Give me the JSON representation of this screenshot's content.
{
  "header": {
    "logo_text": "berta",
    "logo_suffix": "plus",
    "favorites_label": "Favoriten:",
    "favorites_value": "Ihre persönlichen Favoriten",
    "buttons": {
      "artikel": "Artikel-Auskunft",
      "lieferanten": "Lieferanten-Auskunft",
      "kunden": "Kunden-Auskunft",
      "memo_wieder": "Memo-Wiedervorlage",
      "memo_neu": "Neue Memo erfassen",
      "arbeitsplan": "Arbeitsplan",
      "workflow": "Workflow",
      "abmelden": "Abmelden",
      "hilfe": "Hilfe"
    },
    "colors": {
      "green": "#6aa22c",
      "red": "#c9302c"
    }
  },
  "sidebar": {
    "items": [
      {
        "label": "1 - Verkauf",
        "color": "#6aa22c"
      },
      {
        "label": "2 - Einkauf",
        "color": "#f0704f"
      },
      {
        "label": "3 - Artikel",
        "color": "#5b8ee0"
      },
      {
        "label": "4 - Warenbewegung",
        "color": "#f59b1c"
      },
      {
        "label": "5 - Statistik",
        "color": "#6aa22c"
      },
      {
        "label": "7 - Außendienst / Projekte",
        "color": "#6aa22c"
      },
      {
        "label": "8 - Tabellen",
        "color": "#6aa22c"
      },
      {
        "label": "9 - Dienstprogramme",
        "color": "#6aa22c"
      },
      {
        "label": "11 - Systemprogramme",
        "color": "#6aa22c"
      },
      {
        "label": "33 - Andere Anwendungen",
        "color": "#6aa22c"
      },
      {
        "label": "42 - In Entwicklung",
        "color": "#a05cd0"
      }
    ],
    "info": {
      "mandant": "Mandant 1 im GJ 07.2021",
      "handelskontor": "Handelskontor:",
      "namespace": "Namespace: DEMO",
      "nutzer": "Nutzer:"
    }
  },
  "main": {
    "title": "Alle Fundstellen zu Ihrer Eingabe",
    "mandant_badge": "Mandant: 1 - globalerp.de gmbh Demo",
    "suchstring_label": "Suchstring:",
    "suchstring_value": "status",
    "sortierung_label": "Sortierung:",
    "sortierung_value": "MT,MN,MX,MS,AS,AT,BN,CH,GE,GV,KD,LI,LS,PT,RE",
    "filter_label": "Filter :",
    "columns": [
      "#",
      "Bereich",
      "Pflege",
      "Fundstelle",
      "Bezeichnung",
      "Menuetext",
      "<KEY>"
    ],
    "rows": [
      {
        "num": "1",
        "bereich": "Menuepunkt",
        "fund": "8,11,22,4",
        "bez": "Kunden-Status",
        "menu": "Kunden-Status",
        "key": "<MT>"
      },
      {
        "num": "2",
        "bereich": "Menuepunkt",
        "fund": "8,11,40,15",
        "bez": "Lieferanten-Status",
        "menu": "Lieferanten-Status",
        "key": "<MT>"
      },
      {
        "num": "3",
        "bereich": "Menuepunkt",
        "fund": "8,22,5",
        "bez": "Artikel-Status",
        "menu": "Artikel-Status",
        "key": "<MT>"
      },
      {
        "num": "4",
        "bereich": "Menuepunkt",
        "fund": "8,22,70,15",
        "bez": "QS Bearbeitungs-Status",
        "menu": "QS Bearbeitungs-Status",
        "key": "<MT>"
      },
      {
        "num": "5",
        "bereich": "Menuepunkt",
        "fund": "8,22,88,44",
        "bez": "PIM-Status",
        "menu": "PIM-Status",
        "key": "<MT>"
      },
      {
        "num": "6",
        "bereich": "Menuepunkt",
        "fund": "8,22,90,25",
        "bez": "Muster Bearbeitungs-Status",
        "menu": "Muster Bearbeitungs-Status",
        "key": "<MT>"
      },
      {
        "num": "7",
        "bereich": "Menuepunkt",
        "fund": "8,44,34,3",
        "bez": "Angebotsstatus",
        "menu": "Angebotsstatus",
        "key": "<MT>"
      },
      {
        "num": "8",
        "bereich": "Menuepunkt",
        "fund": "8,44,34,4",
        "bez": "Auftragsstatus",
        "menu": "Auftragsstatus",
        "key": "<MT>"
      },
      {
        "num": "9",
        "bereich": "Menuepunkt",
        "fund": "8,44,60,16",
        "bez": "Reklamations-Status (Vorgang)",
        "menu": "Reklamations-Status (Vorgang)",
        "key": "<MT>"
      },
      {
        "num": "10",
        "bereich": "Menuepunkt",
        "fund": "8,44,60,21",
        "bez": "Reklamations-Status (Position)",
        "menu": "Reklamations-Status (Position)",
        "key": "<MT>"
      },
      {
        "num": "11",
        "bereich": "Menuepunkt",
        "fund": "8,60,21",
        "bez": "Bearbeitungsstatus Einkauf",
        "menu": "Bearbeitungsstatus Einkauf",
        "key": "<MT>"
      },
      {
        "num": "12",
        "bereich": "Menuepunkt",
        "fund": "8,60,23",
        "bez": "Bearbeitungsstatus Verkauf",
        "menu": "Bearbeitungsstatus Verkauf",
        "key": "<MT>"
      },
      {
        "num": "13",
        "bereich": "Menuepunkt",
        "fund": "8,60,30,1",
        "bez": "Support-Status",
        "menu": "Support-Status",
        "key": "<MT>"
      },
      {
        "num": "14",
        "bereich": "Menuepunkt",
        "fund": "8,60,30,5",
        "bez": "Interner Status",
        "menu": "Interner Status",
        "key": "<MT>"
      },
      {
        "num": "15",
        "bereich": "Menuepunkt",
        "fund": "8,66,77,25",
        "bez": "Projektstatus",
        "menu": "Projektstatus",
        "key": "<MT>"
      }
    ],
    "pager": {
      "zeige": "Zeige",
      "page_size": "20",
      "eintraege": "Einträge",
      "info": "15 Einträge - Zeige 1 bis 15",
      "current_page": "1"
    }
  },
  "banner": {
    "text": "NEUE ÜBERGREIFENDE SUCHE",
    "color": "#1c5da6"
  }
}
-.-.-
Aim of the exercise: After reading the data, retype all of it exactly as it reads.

Result for this task:
Give me the JSON representation of this screenshot's content.
{
  "header": {
    "logo_text": "berta",
    "logo_suffix": "plus",
    "favorites_label": "Favoriten:",
    "favorites_value": "Ihre persönlichen Favoriten",
    "buttons": {
      "artikel": "Artikel-Auskunft",
      "lieferanten": "Lieferanten-Auskunft",
      "kunden": "Kunden-Auskunft",
      "memo_wieder": "Memo-Wiedervorlage",
      "memo_neu": "Neue Memo erfassen",
      "arbeitsplan": "Arbeitsplan",
      "workflow": "Workflow",
      "abmelden": "Abmelden",
      "hilfe": "Hilfe"
    },
    "colors": {
      "green": "#6aa22c",
      "red": "#c9302c"
    }
  },
  "sidebar": {
    "items": [
      {
        "label": "1 - Verkauf",
        "color": "#6aa22c"
      },
      {
        "label": "2 - Einkauf",
        "color": "#f0704f"
      },
      {
        "label": "3 - Artikel",
        "color": "#5b8ee0"
      },
      {
        "label": "4 - Warenbewegung",
        "color": "#f59b1c"
      },
      {
        "label": "5 - Statistik",
        "color": "#6aa22c"
      },
      {
        "label": "7 - Außendienst / Projekte",
        "color": "#6aa22c"
      },
      {
        "label": "8 - Tabellen",
        "color": "#6aa22c"
      },
      {
        "label": "9 - Dienstprogramme",
        "color": "#6aa22c"
      },
      {
        "label": "11 - Systemprogramme",
        "color": "#6aa22c"
      },
      {
        "label": "33 - Andere Anwendungen",
        "color": "#6aa22c"
      },
      {
        "label": "42 - In Entwicklung",
        "color": "#a05cd0"
      }
    ],
    "info": {
      "mandant": "Mandant 1 im GJ 07.2021",
      "handelskontor": "Handelskontor:",
      "namespace": "Namespace: DEMO",
      "nutzer": "Nutzer:"
    }
  },
  "main": {
    "title": "Alle Fundstellen zu Ihrer Eingabe",
    "mandant_badge": "Mandant: 1 - globalerp.de gmbh Demo",
    "suchstring_label": "Suchstring:",
    "suchstring_value": "status",
    "sortierung_label": "Sortierung:",
    "sortierung_value": "MT,MN,MX,MS,AS,AT,BN,CH,GE,GV,KD,LI,LS,PT,RE",
    "filter_label": "Filter :",
    "columns": [
      "#",
      "Bereich",
      "Pflege",
      "Fundstelle",
      "Bezeichnung",
      "Menuetext",
      "<KEY>"
    ],
    "rows": [
      {
        "num": "1",
        "bereich": "Menuepunkt",
        "fund": "8,11,22,4",
        "bez": "Kunden-Status",
        "menu": "Kunden-Status",
        "key": "<MT>"
      },
      {
        "num": "2",
        "bereich": "Menuepunkt",
        "fund": "8,11,40,15",
        "bez": "Lieferanten-Status",
        "menu": "Lieferanten-Status",
        "key": "<MT>"
      },
      {
        "num": "3",
        "bereich": "Menuepunkt",
        "fund": "8,22,5",
        "bez": "Artikel-Status",
        "menu": "Artikel-Status",
        "key": "<MT>"
      },
      {
        "num": "4",
        "bereich": "Menuepunkt",
        "fund": "8,22,70,15",
        "bez": "QS Bearbeitungs-Status",
        "menu": "QS Bearbeitungs-Status",
        "key": "<MT>"
      },
      {
        "num": "5",
        "bereich": "Menuepunkt",
        "fund": "8,22,88,44",
        "bez": "PIM-Status",
        "menu": "PIM-Status",
        "key": "<MT>"
      },
      {
        "num": "6",
        "bereich": "Menuepunkt",
        "fund": "8,22,90,25",
        "bez": "Muster Bearbeitungs-Status",
        "menu": "Muster Bearbeitungs-Status",
        "key": "<MT>"
      },
      {
        "num": "7",
        "bereich": "Menuepunkt",
        "fund": "8,44,34,3",
        "bez": "Angebotsstatus",
        "menu": "Angebotsstatus",
        "key": "<MT>"
      },
      {
        "num": "8",
        "bereich": "Menuepunkt",
        "fund": "8,44,34,4",
        "bez": "Auftragsstatus",
        "menu": "Auftragsstatus",
        "key": "<MT>"
      },
      {
        "num": "9",
        "bereich": "Menuepunkt",
        "fund": "8,44,60,16",
        "bez": "Reklamations-Status (Vorgang)",
        "menu": "Reklamations-Status (Vorgang)",
        "key": "<MT>"
      },
      {
        "num": "10",
        "bereich": "Menuepunkt",
        "fund": "8,44,60,21",
        "bez": "Reklamations-Status (Position)",
        "menu": "Reklamations-Status (Position)",
        "key": "<MT>"
      },
      {
        "num": "11",
        "bereich": "Menuepunkt",
        "fund": "8,60,21",
        "bez": "Bearbeitungsstatus Einkauf",
        "menu": "Bearbeitungsstatus Einkauf",
        "key": "<MT>"
      },
      {
        "num": "12",
        "bereich": "Menuepunkt",
        "fund": "8,60,23",
        "bez": "Bearbeitungsstatus Verkauf",
        "menu": "Bearbeitungsstatus Verkauf",
        "key": "<MT>"
      },
      {
        "num": "13",
        "bereich": "Menuepunkt",
        "fund": "8,60,30,1",
        "bez": "Support-Status",
        "menu": "Support-Status",
        "key": "<MT>"
      },
      {
        "num": "14",
        "bereich": "Menuepunkt",
        "fund": "8,60,30,5",
        "bez": "Interner Status",
        "menu": "Interner Status",
        "key": "<MT>"
      },
      {
        "num": "15",
        "bereich": "Menuepunkt",
        "fund": "8,66,77,25",
        "bez": "Projektstatus",
        "menu": "Projektstatus",
        "key": "<MT>"
      }
    ],
    "pager": {
      "zeige": "Zeige",
      "page_size": "20",
      "eintraege": "Einträge",
      "info": "15 Einträge - Zeige 1 bis 15",
      "current_page": "1"
    }
  },
  "banner": {
    "text": "NEUE ÜBERGREIFENDE SUCHE",
    "color": "#1c5da6"
  }
}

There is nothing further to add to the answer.